── Provided information

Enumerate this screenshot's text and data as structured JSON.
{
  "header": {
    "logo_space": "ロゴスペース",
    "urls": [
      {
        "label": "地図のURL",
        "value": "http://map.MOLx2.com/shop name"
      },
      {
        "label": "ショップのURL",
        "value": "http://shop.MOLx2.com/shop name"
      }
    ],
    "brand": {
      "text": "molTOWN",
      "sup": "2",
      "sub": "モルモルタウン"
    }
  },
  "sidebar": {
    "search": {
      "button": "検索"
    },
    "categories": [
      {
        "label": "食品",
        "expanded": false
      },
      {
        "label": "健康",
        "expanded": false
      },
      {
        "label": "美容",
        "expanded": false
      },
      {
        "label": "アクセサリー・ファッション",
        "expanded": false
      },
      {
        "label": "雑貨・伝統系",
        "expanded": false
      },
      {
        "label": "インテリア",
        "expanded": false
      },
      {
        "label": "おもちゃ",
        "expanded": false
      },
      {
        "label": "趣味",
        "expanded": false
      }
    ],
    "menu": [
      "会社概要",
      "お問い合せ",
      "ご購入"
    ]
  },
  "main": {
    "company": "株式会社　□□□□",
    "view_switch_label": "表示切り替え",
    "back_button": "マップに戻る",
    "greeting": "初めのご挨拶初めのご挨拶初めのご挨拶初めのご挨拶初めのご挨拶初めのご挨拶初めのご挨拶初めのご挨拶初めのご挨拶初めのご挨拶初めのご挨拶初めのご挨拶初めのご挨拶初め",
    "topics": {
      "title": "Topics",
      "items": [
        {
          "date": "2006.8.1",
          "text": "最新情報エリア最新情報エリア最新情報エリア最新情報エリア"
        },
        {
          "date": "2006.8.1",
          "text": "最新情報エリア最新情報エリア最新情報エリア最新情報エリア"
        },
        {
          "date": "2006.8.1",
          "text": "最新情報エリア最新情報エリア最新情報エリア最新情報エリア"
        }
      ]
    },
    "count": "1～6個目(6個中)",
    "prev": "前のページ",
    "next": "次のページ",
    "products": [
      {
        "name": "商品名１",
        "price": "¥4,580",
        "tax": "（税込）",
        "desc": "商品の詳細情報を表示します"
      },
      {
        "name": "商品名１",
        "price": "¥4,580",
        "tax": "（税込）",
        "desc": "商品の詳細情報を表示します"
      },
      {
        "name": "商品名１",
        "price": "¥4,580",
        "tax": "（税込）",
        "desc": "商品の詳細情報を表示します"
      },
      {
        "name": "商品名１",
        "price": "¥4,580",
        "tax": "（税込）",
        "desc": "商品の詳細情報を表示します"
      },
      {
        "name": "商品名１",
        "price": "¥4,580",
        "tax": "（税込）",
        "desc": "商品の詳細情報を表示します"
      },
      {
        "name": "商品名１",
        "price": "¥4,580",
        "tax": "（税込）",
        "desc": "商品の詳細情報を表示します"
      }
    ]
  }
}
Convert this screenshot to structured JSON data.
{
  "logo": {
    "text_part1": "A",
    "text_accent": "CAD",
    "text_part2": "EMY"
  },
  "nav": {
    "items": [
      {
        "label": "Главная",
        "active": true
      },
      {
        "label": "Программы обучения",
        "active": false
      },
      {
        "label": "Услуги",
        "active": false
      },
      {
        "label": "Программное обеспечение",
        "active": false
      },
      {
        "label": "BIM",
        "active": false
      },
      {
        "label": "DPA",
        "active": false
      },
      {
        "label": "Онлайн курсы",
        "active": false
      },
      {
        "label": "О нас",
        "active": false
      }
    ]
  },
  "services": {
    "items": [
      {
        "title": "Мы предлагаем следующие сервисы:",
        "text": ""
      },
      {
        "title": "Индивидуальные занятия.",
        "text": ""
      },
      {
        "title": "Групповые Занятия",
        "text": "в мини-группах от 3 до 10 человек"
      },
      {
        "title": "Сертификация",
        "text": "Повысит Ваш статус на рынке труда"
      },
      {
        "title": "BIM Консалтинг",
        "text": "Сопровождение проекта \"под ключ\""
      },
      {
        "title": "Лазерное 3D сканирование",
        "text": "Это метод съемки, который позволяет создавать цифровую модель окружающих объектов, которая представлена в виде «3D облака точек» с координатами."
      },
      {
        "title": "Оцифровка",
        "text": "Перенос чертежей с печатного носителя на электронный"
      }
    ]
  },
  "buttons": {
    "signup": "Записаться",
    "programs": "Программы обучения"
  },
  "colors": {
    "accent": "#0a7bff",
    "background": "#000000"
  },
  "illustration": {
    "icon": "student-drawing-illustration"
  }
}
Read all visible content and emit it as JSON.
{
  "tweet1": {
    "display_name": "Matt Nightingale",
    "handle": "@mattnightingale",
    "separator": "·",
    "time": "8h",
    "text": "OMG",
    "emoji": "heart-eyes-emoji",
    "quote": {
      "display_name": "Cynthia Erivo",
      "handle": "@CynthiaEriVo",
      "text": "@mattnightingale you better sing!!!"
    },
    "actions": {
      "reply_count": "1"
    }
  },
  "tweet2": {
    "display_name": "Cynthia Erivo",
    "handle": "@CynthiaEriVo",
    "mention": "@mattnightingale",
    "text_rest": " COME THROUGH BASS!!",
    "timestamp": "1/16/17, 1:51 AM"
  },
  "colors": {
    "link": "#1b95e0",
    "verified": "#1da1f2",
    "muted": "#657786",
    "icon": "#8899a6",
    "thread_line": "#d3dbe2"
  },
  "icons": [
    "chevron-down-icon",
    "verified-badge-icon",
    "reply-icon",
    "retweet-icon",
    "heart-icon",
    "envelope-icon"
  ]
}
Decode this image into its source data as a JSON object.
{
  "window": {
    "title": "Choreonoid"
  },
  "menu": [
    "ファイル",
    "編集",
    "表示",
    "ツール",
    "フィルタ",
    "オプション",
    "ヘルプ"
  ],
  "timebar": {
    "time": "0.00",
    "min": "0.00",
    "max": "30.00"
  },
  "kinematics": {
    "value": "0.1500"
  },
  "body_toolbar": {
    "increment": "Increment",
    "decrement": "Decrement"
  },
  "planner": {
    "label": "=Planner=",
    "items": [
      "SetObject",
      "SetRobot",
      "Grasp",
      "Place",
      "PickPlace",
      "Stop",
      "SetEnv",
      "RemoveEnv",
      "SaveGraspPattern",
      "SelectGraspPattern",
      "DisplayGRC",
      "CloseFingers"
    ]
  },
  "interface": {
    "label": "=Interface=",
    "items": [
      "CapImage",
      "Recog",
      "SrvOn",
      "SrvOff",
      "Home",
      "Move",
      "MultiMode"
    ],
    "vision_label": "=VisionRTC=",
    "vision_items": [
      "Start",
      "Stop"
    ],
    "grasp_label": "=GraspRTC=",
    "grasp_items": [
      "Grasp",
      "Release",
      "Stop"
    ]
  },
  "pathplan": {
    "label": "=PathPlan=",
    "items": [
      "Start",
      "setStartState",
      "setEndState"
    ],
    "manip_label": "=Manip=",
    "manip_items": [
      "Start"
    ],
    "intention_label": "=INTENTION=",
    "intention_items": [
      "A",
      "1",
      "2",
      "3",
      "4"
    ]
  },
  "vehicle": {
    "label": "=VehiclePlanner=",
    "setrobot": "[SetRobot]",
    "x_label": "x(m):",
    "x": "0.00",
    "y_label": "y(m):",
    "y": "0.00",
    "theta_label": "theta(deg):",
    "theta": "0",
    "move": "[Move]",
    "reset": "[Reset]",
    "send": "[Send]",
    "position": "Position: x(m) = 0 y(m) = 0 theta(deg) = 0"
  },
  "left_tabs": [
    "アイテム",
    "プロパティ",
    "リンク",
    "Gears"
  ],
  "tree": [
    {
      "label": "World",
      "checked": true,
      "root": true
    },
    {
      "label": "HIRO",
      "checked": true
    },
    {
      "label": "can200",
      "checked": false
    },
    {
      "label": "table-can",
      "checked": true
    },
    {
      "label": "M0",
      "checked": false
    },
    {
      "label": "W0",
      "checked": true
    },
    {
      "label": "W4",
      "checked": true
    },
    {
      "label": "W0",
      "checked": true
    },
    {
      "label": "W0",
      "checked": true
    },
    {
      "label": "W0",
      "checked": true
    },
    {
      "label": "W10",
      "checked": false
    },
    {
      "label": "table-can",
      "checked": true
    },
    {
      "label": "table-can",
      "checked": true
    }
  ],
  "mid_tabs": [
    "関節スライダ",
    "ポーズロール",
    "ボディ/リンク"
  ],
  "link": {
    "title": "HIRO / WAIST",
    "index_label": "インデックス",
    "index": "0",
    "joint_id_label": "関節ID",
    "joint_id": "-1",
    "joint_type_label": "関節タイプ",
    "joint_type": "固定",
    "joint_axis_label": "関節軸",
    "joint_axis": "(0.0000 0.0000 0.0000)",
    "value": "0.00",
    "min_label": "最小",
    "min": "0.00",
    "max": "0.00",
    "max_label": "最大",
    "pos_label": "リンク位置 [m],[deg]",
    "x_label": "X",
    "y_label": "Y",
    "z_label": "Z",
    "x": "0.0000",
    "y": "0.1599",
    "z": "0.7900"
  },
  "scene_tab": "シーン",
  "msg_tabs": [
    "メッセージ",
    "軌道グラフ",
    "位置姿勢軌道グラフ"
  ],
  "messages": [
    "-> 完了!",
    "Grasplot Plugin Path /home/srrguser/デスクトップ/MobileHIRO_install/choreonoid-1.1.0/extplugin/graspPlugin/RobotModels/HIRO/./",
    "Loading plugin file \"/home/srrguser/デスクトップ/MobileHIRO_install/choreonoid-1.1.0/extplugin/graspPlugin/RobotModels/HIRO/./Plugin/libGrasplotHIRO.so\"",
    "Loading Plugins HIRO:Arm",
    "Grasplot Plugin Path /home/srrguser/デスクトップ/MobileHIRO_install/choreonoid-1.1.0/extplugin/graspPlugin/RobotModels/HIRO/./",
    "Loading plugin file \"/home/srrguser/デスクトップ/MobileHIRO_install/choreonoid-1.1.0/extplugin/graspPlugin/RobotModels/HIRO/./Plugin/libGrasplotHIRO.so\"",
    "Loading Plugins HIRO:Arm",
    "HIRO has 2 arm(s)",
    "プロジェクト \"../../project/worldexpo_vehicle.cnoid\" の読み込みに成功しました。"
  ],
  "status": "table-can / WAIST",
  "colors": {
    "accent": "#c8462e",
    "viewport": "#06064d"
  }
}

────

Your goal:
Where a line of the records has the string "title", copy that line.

Expected output:
      "title": "Topics",
        "title": "Мы предлагаем следующие сервисы:",
        "title": "Индивидуальные занятия.",
        "title": "Групповые Занятия",
        "title": "Сертификация",
        "title": "BIM Консалтинг",
        "title": "Лазерное 3D сканирование",
        "title": "Оцифровка",
    "title": "Choreonoid"
    "title": "HIRO / WAIST",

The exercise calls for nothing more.